Task details >>
Pick out the lines below with "JSON" and list them.

[Recorded data]
******************************

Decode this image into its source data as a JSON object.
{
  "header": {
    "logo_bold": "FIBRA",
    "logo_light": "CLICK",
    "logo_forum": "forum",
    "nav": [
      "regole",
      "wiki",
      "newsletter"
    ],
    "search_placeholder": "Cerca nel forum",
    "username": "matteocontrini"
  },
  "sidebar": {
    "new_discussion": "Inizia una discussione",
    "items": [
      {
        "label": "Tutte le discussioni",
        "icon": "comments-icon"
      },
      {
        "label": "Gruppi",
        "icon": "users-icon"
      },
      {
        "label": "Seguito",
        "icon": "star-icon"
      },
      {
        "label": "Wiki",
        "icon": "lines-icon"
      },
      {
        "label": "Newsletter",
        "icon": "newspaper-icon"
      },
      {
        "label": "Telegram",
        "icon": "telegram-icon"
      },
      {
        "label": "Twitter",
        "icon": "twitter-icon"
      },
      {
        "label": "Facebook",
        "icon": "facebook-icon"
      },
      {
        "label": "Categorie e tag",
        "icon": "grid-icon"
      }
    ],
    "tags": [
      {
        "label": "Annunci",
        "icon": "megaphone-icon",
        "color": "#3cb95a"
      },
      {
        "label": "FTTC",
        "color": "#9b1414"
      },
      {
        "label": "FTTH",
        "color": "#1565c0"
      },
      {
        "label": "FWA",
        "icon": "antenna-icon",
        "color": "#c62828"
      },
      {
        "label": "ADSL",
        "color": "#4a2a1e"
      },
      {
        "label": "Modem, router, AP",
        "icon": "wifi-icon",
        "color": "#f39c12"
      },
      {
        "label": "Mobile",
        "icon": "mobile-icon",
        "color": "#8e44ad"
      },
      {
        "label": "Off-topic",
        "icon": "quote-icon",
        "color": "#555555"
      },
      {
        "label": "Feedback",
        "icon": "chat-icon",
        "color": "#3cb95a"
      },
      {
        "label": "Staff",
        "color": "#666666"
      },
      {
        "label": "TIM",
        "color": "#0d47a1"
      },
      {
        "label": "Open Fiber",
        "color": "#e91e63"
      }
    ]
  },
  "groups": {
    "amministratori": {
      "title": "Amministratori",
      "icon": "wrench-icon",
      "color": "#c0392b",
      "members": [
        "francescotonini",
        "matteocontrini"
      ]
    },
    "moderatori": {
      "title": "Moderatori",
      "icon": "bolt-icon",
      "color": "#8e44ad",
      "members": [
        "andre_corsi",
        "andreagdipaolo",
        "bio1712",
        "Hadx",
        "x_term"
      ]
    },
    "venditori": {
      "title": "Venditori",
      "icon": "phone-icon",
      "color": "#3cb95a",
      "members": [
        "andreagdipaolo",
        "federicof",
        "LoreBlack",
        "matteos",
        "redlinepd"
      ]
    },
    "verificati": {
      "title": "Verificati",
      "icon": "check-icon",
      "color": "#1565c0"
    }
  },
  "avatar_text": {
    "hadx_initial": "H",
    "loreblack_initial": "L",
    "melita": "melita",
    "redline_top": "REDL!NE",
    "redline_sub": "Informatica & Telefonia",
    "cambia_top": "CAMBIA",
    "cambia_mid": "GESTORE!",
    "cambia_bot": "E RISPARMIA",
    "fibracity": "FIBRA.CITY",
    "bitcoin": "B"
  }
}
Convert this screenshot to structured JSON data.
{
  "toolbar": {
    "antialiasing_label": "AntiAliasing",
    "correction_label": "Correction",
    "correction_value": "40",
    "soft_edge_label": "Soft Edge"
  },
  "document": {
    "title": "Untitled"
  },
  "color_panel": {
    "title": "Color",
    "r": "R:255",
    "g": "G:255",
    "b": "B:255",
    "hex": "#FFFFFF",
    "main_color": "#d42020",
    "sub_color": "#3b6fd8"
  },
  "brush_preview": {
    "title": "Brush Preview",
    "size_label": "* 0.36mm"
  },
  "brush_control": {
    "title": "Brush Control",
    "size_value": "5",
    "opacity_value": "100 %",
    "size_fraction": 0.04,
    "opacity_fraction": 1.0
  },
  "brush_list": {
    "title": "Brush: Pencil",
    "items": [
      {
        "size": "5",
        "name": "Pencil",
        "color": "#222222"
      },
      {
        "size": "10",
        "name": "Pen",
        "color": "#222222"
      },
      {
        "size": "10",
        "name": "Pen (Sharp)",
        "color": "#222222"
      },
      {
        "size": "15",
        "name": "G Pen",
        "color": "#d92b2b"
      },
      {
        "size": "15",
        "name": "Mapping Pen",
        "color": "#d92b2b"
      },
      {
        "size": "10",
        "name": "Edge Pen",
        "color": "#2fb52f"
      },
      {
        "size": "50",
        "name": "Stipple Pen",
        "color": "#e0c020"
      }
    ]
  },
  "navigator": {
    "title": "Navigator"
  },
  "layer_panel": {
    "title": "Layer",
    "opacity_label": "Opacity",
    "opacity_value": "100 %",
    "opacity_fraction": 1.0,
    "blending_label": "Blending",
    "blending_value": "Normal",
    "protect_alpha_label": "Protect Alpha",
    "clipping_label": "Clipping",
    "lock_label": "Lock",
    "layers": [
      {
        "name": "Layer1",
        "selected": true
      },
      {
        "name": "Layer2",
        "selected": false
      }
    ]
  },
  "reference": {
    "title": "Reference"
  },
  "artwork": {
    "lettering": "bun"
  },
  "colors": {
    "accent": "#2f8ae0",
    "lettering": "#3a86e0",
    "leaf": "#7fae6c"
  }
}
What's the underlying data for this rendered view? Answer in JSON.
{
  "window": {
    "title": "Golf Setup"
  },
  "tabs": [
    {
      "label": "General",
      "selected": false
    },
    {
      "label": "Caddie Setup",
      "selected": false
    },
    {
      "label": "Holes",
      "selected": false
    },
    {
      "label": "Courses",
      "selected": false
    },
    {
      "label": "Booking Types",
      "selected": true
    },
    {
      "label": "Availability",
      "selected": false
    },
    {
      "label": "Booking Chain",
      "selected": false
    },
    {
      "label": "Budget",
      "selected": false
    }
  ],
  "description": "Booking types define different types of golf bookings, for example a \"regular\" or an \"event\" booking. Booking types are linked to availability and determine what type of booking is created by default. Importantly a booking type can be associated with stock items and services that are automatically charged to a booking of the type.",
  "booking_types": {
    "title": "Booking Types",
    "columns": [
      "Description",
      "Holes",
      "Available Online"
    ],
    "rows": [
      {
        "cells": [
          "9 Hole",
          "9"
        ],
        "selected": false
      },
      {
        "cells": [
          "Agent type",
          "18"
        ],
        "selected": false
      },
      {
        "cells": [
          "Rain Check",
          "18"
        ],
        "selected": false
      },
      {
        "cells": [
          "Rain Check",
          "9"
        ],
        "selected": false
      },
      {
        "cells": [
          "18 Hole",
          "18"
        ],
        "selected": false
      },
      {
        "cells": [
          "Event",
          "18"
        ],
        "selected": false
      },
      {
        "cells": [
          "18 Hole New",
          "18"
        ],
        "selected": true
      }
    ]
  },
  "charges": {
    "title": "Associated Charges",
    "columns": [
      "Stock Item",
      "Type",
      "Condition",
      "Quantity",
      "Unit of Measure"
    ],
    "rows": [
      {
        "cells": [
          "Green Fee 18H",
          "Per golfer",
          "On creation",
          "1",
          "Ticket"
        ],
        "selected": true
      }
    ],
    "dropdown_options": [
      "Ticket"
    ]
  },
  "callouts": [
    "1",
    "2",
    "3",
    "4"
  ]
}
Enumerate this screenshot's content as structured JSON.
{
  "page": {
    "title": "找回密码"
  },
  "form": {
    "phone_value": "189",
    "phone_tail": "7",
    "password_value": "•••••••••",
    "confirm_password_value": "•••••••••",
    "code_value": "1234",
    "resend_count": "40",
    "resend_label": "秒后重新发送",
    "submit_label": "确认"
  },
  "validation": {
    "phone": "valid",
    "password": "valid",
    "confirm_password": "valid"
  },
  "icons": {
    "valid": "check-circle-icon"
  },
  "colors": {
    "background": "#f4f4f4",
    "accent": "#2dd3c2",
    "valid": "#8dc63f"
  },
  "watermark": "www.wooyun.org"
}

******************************

The answer >>
Decode this image into its source data as a JSON object.
Convert this screenshot to structured JSON data.
What's the underlying data for this rendered view? Answer in JSON.
Enumerate this screenshot's content as structured JSON.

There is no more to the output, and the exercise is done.